ing, and assessing details of the relationship among megafauna biomass, potentially available NPP, and available solar energy as estimated from climate and vegetation models. It would also be useful to accumulate region-by-region estimates of both human and non-human biomass through time. Despite leaving room for such refinements, this first effort highlights some overall trends that appear robust.

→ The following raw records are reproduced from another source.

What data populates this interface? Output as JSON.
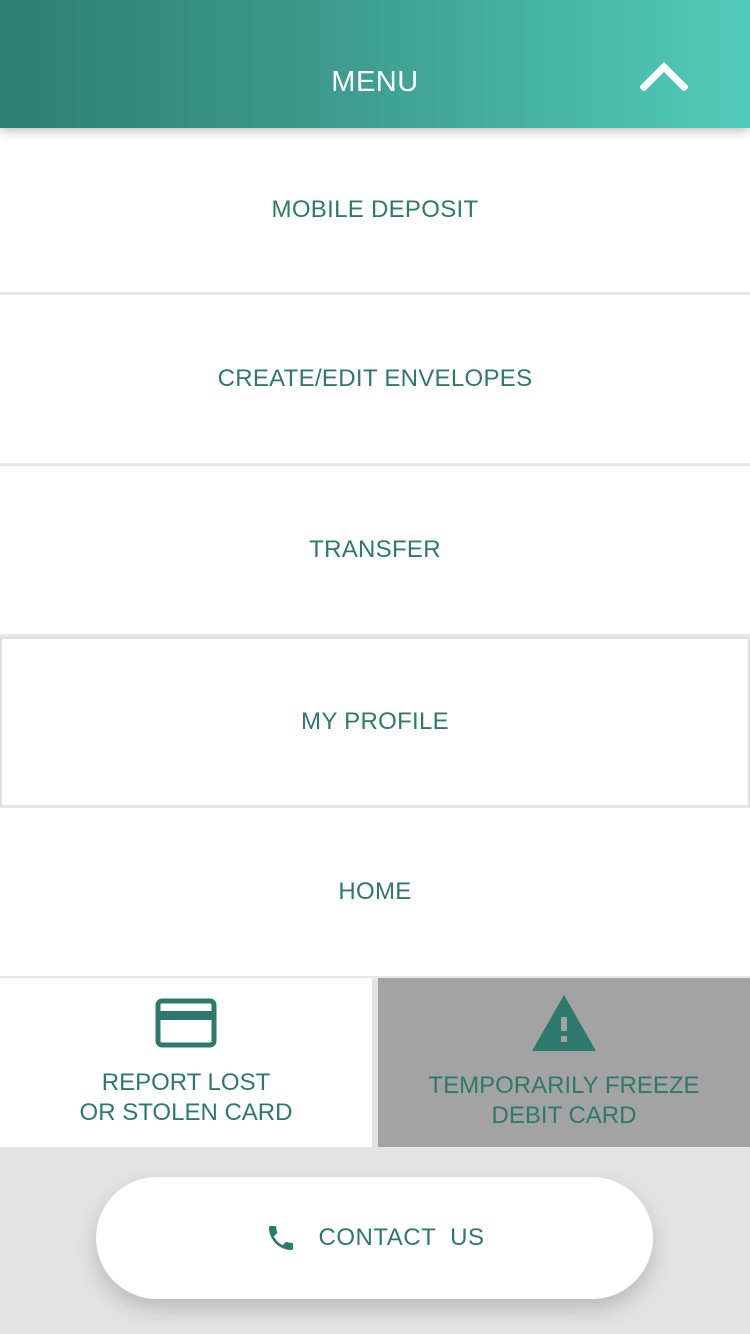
{
  "header": {
    "title": "MENU",
    "collapse_icon": "chevron-up-icon"
  },
  "menu": {
    "items": [
      {
        "label": "MOBILE DEPOSIT"
      },
      {
        "label": "CREATE/EDIT ENVELOPES"
      },
      {
        "label": "TRANSFER"
      },
      {
        "label": "MY PROFILE"
      },
      {
        "label": "HOME"
      }
    ]
  },
  "cards": {
    "report": {
      "icon": "credit-card-icon",
      "line1": "REPORT LOST",
      "line2": "OR STOLEN CARD"
    },
    "freeze": {
      "icon": "warning-icon",
      "line1": "TEMPORARILY FREEZE",
      "line2": "DEBIT CARD"
    }
  },
  "contact": {
    "icon": "phone-icon",
    "label": "CONTACT  US"
  },
  "colors": {
    "accent": "#2d7a6d",
    "header_gradient_start": "#2c7f70",
    "header_gradient_end": "#50cbbb",
    "disabled_bg": "#a3a3a3",
    "page_bg": "#e3e3e3"
  }
}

I thank Elizabeth A. Hadly and Pablo Marquet for discussions about these ideas; Claudio Latorre for discussions about extinctions in South America; and Paul Koch, Robert Feranec, and Alan Shabel for help in assembling information. Useful comments on the manuscript were supplied by John Avise, Jenny McGuire, Nick Pyenson, and two anonymous reviewers. This work was done under the auspices of the U.S. Fulbright Senior Specialist Program at the Department of Ecology, Pontificia Universidad Católica, Santiago, Chile. Funding also was contributed by National Science Foundation Grants EAR-0720387 and DEB-0543641.

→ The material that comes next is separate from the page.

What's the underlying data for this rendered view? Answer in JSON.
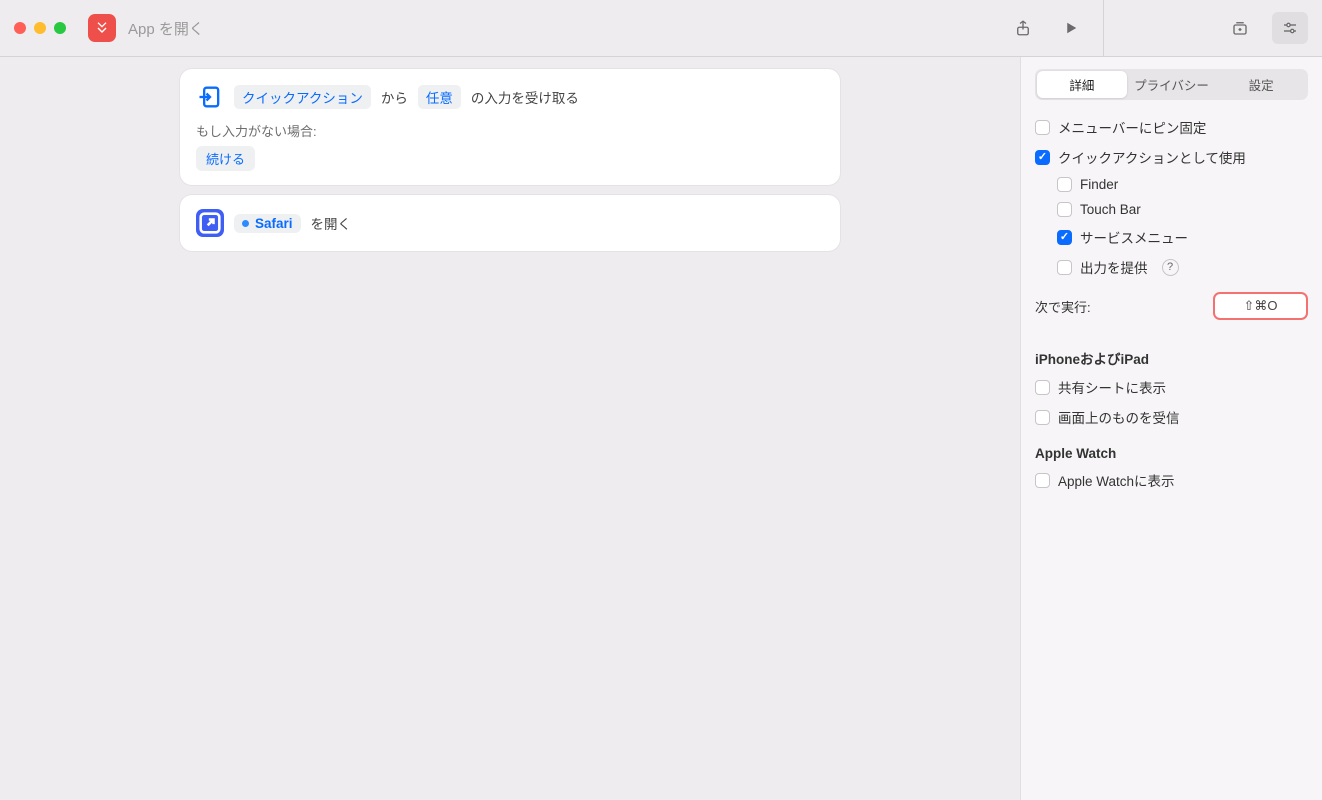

The National Academies | 500 Fifth St. N.W. | Washington, D.C. 20001
Copyright © National Academy of Sciences. All rights reserved.
12 Megafauna Biomass Tradeoff as a Driver of Quaternary and Future Extinctions--ANTHONY D. BARNOSKY ."
In the Light of Evolution, Volume II: Biodiversity and Extinction . Washington, DC: The National Academies Press,
Please select a format: